What's new: NBCUniversal will reduce the number of commercial breaks in prime-time TV shows by more than 20% across all of its networks by 2020. Last year it committed to a 10% reduction in ad breaks.
- The company also says it's looking to decrease ad breaks during additional shows outside of the lucrative prime-time slot, like "The Today Show" or "Ellen’s Game of Games," although it hasn't committed to a percentage reduction yet.
- It also is looking to decrease ad loads, or ratio of ads to other content, across its networks and time slots. It previously committed to a 20% reduction in ad load across original broadcasts of several dozen series across six of its networks. It now says it will extend that reduction by 2020.
Yes, but: Just because a network commits to reducing ads doesn't mean it always follows through.
- A Pivotal Research analysis of Nielsen data last year found that TV networks generally that are trying to cut back on ads are having trouble shedding that ad load.
- Overall, total U.S. ad load rose from 2017 to 2018, despite increased calls from ad network bosses to reduce ad load.
- Per that report, NBC’s ad load was significantly smaller than some of its peers, but it still increased by less than 1%.
Between the lines: Cutting down on TV ads is only half of the strategy. NBCU is also pushing to simultaneously provide better targeting options and also sell more digital ads.
- A spokesperson for NBCU says the company will expand its new lucrative ad format, Prime Pods, from prime time to more shows and time slots.
- Prime Pods help NBC reduce overall commercial time by letting advertisers reserve ad space for a higher cost during the very beginning or the very end of a show where a viewer is more likely to be hooked.
- When it comes to better targeting, NBCU will scale its new proprietary, AI-powered ad-targeting solution that reads scripts and closed captioning, helping advertisers connect its content at the scene level.
- In total, NBCU says that digital (mobile, desktop, tablet) and advanced (digital TV) advertising now accounts for more than $1 billion annually in advertiser spend.
The big picture: Selling digital ads can be tough when networks are up against the scale of Google and Facebook, but a barrage of reports about fake news, faulty metrics and bad content on those sites have pushed advertisers to consider scaled digital alternatives from premium publishers that can combine ad inventory.
- NBCU, for example, joined Vox Media last year to sell digital ad impressions across a big pool of publisher ad inventory through a premium ad exchange called Concert.
- It joined other networks like Viacom, Fox, Univision and Turner in a digital TV ad exchange called Open AP, which relies on both Nielsen and Comscore data, among other data sets, to sell TV ads digitally across a bunch of TV networks.

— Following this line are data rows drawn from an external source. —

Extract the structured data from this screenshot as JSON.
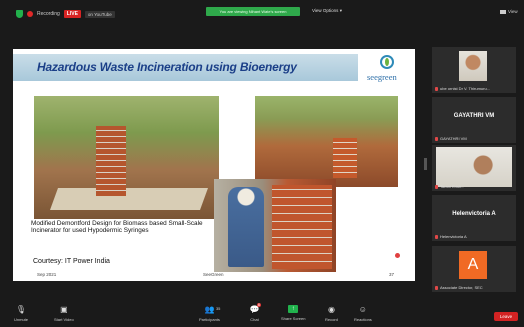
{
  "topbar": {
    "recording_label": "Recording",
    "live_label": "LIVE",
    "youtube_label": "on YouTube",
    "viewing_banner": "You are viewing Nihant Wate's screen",
    "view_options_label": "View Options",
    "view_button_label": "View"
  },
  "slide": {
    "title": "Hazardous Waste Incineration using Bioenergy",
    "logo_text": "seegreen",
    "caption": "Modified Demontford Design for Biomass based Small-Scale Incinerator for used Hypodermic Syringes",
    "courtesy": "Courtesy: IT Power India",
    "footer_date": "Sep 2021",
    "footer_center": "SeeGreen",
    "footer_page": "37"
  },
  "participants": [
    {
      "name": "ube ornist Dr V. Thirumuru...",
      "type": "video"
    },
    {
      "name": "GAYATHRI VM",
      "label": "GAYATHRI VM",
      "type": "name"
    },
    {
      "name": "Tarani Krish...",
      "type": "video"
    },
    {
      "name": "Helenvictoria A",
      "label": "Helenvictoria A",
      "type": "name"
    },
    {
      "name": "Associate Director, SEC",
      "initial": "A",
      "type": "avatar"
    }
  ],
  "toolbar": {
    "mute": "Unmute",
    "video": "Start Video",
    "participants": "Participants",
    "participant_count": "35",
    "chat": "Chat",
    "chat_badge": "6",
    "share": "Share Screen",
    "record": "Record",
    "reactions": "Reactions",
    "leave": "Leave"
  },
  "colors": {
    "live": "#d82424",
    "share_green": "#21b34d",
    "title_blue": "#1b3f88",
    "avatar_orange": "#f06a24"
  }
}
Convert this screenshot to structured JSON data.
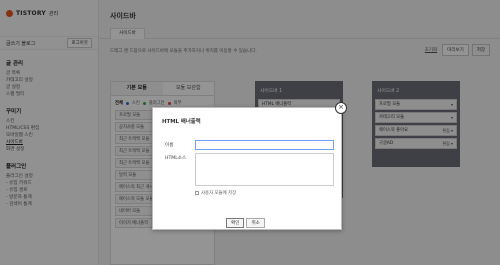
{
  "brand": {
    "logo": "TISTORY",
    "section": "관리"
  },
  "account": {
    "name": "글쓰기 블로그",
    "logout": "로그아웃"
  },
  "menu": [
    {
      "title": "글 관리",
      "items": [
        "글 목록",
        "카테고리 설정",
        "글 설정",
        "스팸 필터"
      ]
    },
    {
      "title": "꾸미기",
      "items": [
        "스킨",
        "HTML/CSS 편집",
        "모바일웹 스킨",
        "사이드바",
        "화면 설정"
      ],
      "active": "사이드바"
    },
    {
      "title": "플러그인",
      "items": [
        "플러그인 설정",
        "- 유입 키워드",
        "- 유입 경로",
        "- 방문자 통계",
        "- 검색어 통계"
      ]
    }
  ],
  "page": {
    "title": "사이드바",
    "tab": "사이드바",
    "description": "드래그 앤 드랍으로 사이드바에 모듈을 추가하거나 위치를 이동할 수 있습니다."
  },
  "tools": {
    "reset": "초기화",
    "preview": "미리보기",
    "save": "저장"
  },
  "modules": {
    "tabs": [
      "기본 모듈",
      "모듈 보관함"
    ],
    "filters": [
      {
        "label": "전체",
        "color": "#333333"
      },
      {
        "label": "스킨",
        "color": "#3b6fd1"
      },
      {
        "label": "플러그인",
        "color": "#35a852"
      },
      {
        "label": "외부",
        "color": "#e0483c"
      }
    ],
    "items": [
      "프로필 모듈",
      "공지사항 모듈",
      "최근 트랙백 모듈",
      "최근 트랙백 모듈",
      "최근 트랙백 모듈",
      "달력 모듈",
      "페이스북 최근 게시물",
      "페이스북 모듈 모듈",
      "네이버 모듈",
      "이미지 배너출력"
    ]
  },
  "columns": [
    {
      "title": "사이드바 1",
      "items": [
        "HTML 배너출력",
        "",
        "",
        "",
        "",
        "",
        "",
        ""
      ]
    },
    {
      "title": "사이드바 2",
      "items": [
        "프로필 모듈",
        "카테고리 모듈",
        "페이스북 좋아요",
        "구글AD"
      ],
      "edits": [
        "",
        "",
        "편집",
        "편집"
      ]
    }
  ],
  "modal": {
    "title": "HTML 배너출력",
    "name_label": "이름",
    "html_label": "HTML소스",
    "checkbox_label": "사용자 모듈에 저장",
    "confirm": "확인",
    "cancel": "취소",
    "close": "×"
  }
}
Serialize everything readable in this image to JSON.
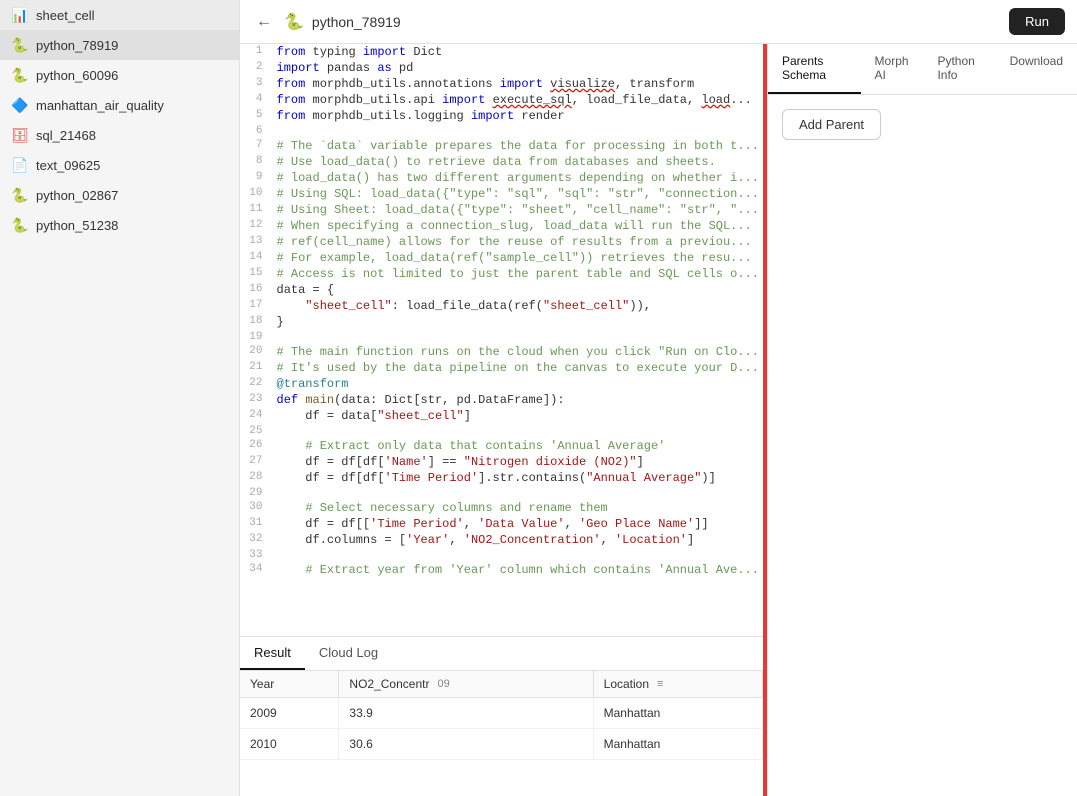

A big part of NBCU's push to transform its ad business comes from the company's chairman of Advertising Sales and Client Partnerships Linda Yaccarino, who on Monday released a memo opening up the premium advertising to more upstarts and calling for more transparency in the digital ecosystem that often relies on murky metrics and has become frustrating for consumers.
- As part of that push, NBCU unveiled a new advertising metric called CFlight, which measures all advertising impressions across every NBCU viewing platform — whether those ads were consumed live, on-demand, on linear TV or digital platforms. It's been pushing to get the standard adopted across the industry.
Be smart: Like all networks, NBCU is feeling the pressure to ready its ad business to meet the demands of the 21st century. But it's still seeing success in its TV business: In July 2018, Variety reported that advertisers increased the amount of money they were willing to commit to NBC’s prime-time schedule.